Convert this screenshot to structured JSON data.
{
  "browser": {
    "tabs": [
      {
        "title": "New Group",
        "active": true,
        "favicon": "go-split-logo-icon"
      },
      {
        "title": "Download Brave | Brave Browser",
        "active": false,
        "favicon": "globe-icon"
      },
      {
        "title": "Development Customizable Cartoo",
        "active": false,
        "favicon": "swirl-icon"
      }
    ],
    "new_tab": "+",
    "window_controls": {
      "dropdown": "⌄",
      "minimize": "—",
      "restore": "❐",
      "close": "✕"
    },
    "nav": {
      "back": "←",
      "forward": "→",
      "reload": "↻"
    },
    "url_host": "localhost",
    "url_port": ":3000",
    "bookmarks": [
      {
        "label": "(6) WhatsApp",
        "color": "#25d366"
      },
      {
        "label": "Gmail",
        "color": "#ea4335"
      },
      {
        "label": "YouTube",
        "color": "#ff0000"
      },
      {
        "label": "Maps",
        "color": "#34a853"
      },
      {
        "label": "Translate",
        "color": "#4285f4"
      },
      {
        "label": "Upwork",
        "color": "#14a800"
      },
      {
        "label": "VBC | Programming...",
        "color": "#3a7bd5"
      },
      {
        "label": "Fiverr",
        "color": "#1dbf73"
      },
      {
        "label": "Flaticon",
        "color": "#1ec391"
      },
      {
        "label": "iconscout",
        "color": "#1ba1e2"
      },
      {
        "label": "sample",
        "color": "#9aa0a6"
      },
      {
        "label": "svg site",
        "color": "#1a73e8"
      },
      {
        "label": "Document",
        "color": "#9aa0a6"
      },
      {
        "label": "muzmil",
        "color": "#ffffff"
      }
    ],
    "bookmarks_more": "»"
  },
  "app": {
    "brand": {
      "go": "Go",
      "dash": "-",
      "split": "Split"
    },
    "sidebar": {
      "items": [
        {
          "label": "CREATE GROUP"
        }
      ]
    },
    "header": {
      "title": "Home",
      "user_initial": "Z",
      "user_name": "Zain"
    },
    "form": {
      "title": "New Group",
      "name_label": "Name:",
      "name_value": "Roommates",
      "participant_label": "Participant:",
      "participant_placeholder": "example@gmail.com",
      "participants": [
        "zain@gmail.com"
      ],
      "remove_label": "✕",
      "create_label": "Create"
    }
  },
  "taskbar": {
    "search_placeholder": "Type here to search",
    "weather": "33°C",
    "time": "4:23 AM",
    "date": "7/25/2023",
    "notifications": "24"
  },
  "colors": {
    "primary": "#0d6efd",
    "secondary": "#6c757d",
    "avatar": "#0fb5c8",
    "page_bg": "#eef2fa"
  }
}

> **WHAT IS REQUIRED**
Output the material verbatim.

> **ANSWER TO THIS EXERCISE**
Convert this screenshot to structured JSON data.
{
  "browser": {
    "tabs": [
      {
        "title": "New Group",
        "active": true,
        "favicon": "go-split-logo-icon"
      },
      {
        "title": "Download Brave | Brave Browser",
        "active": false,
        "favicon": "globe-icon"
      },
      {
        "title": "Development Customizable Cartoo",
        "active": false,
        "favicon": "swirl-icon"
      }
    ],
    "new_tab": "+",
    "window_controls": {
      "dropdown": "⌄",
      "minimize": "—",
      "restore": "❐",
      "close": "✕"
    },
    "nav": {
      "back": "←",
      "forward": "→",
      "reload": "↻"
    },
    "url_host": "localhost",
    "url_port": ":3000",
    "bookmarks": [
      {
        "label": "(6) WhatsApp",
        "color": "#25d366"
      },
      {
        "label": "Gmail",
        "color": "#ea4335"
      },
      {
        "label": "YouTube",
        "color": "#ff0000"
      },
      {
        "label": "Maps",
        "color": "#34a853"
      },
      {
        "label": "Translate",
        "color": "#4285f4"
      },
      {
        "label": "Upwork",
        "color": "#14a800"
      },
      {
        "label": "VBC | Programming...",
        "color": "#3a7bd5"
      },
      {
        "label": "Fiverr",
        "color": "#1dbf73"
      },
      {
        "label": "Flaticon",
        "color": "#1ec391"
      },
      {
        "label": "iconscout",
        "color": "#1ba1e2"
      },
      {
        "label": "sample",
        "color": "#9aa0a6"
      },
      {
        "label": "svg site",
        "color": "#1a73e8"
      },
      {
        "label": "Document",
        "color": "#9aa0a6"
      },
      {
        "label": "muzmil",
        "color": "#ffffff"
      }
    ],
    "bookmarks_more": "»"
  },
  "app": {
    "brand": {
      "go": "Go",
      "dash": "-",
      "split": "Split"
    },
    "sidebar": {
      "items": [
        {
          "label": "CREATE GROUP"
        }
      ]
    },
    "header": {
      "title": "Home",
      "user_initial": "Z",
      "user_name": "Zain"
    },
    "form": {
      "title": "New Group",
      "name_label": "Name:",
      "name_value": "Roommates",
      "participant_label": "Participant:",
      "participant_placeholder": "example@gmail.com",
      "participants": [
        "zain@gmail.com"
      ],
      "remove_label": "✕",
      "create_label": "Create"
    }
  },
  "taskbar": {
    "search_placeholder": "Type here to search",
    "weather": "33°C",
    "time": "4:23 AM",
    "date": "7/25/2023",
    "notifications": "24"
  },
  "colors": {
    "primary": "#0d6efd",
    "secondary": "#6c757d",
    "avatar": "#0fb5c8",
    "page_bg": "#eef2fa"
  }
}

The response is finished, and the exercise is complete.